All of the entries below, duplicated exactly, make up the answer.

(Dataset excerpts)
################

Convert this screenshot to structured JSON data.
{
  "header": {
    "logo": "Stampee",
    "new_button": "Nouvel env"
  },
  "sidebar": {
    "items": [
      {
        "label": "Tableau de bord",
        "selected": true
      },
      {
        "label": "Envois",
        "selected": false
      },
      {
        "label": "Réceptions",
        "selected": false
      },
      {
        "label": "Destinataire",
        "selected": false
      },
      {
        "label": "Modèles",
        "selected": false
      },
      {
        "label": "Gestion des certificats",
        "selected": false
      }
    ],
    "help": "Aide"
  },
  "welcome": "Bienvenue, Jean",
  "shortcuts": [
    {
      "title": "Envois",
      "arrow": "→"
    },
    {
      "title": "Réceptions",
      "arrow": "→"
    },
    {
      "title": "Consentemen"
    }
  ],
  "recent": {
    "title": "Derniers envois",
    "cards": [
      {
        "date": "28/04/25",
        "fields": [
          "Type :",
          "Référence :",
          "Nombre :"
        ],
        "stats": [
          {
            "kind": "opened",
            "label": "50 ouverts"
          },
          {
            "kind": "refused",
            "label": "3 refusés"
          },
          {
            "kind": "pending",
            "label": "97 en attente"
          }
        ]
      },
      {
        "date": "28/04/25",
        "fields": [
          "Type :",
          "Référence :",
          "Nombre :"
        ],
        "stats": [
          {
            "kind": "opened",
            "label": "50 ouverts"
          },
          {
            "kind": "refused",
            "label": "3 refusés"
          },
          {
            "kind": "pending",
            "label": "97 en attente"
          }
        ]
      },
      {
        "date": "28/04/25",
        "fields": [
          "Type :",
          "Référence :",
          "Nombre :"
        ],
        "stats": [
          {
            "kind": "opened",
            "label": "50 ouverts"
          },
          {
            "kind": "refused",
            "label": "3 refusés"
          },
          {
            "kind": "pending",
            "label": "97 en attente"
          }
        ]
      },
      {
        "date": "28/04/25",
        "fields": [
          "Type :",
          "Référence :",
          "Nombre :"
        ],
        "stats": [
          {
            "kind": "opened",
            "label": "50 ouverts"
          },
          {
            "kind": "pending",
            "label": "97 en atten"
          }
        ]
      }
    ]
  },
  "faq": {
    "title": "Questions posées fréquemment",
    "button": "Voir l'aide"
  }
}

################

▶ _Problem solution_:
Convert this screenshot to structured JSON data.
{
  "header": {
    "logo": "Stampee",
    "new_button": "Nouvel env"
  },
  "sidebar": {
    "items": [
      {
        "label": "Tableau de bord",
        "selected": true
      },
      {
        "label": "Envois",
        "selected": false
      },
      {
        "label": "Réceptions",
        "selected": false
      },
      {
        "label": "Destinataire",
        "selected": false
      },
      {
        "label": "Modèles",
        "selected": false
      },
      {
        "label": "Gestion des certificats",
        "selected": false
      }
    ],
    "help": "Aide"
  },
  "welcome": "Bienvenue, Jean",
  "shortcuts": [
    {
      "title": "Envois",
      "arrow": "→"
    },
    {
      "title": "Réceptions",
      "arrow": "→"
    },
    {
      "title": "Consentemen"
    }
  ],
  "recent": {
    "title": "Derniers envois",
    "cards": [
      {
        "date": "28/04/25",
        "fields": [
          "Type :",
          "Référence :",
          "Nombre :"
        ],
        "stats": [
          {
            "kind": "opened",
            "label": "50 ouverts"
          },
          {
            "kind": "refused",
            "label": "3 refusés"
          },
          {
            "kind": "pending",
            "label": "97 en attente"
          }
        ]
      },
      {
        "date": "28/04/25",
        "fields": [
          "Type :",
          "Référence :",
          "Nombre :"
        ],
        "stats": [
          {
            "kind": "opened",
            "label": "50 ouverts"
          },
          {
            "kind": "refused",
            "label": "3 refusés"
          },
          {
            "kind": "pending",
            "label": "97 en attente"
          }
        ]
      },
      {
        "date": "28/04/25",
        "fields": [
          "Type :",
          "Référence :",
          "Nombre :"
        ],
        "stats": [
          {
            "kind": "opened",
            "label": "50 ouverts"
          },
          {
            "kind": "refused",
            "label": "3 refusés"
          },
          {
            "kind": "pending",
            "label": "97 en attente"
          }
        ]
      },
      {
        "date": "28/04/25",
        "fields": [
          "Type :",
          "Référence :",
          "Nombre :"
        ],
        "stats": [
          {
            "kind": "opened",
            "label": "50 ouverts"
          },
          {
            "kind": "pending",
            "label": "97 en atten"
          }
        ]
      }
    ]
  },
  "faq": {
    "title": "Questions posées fréquemment",
    "button": "Voir l'aide"
  }
}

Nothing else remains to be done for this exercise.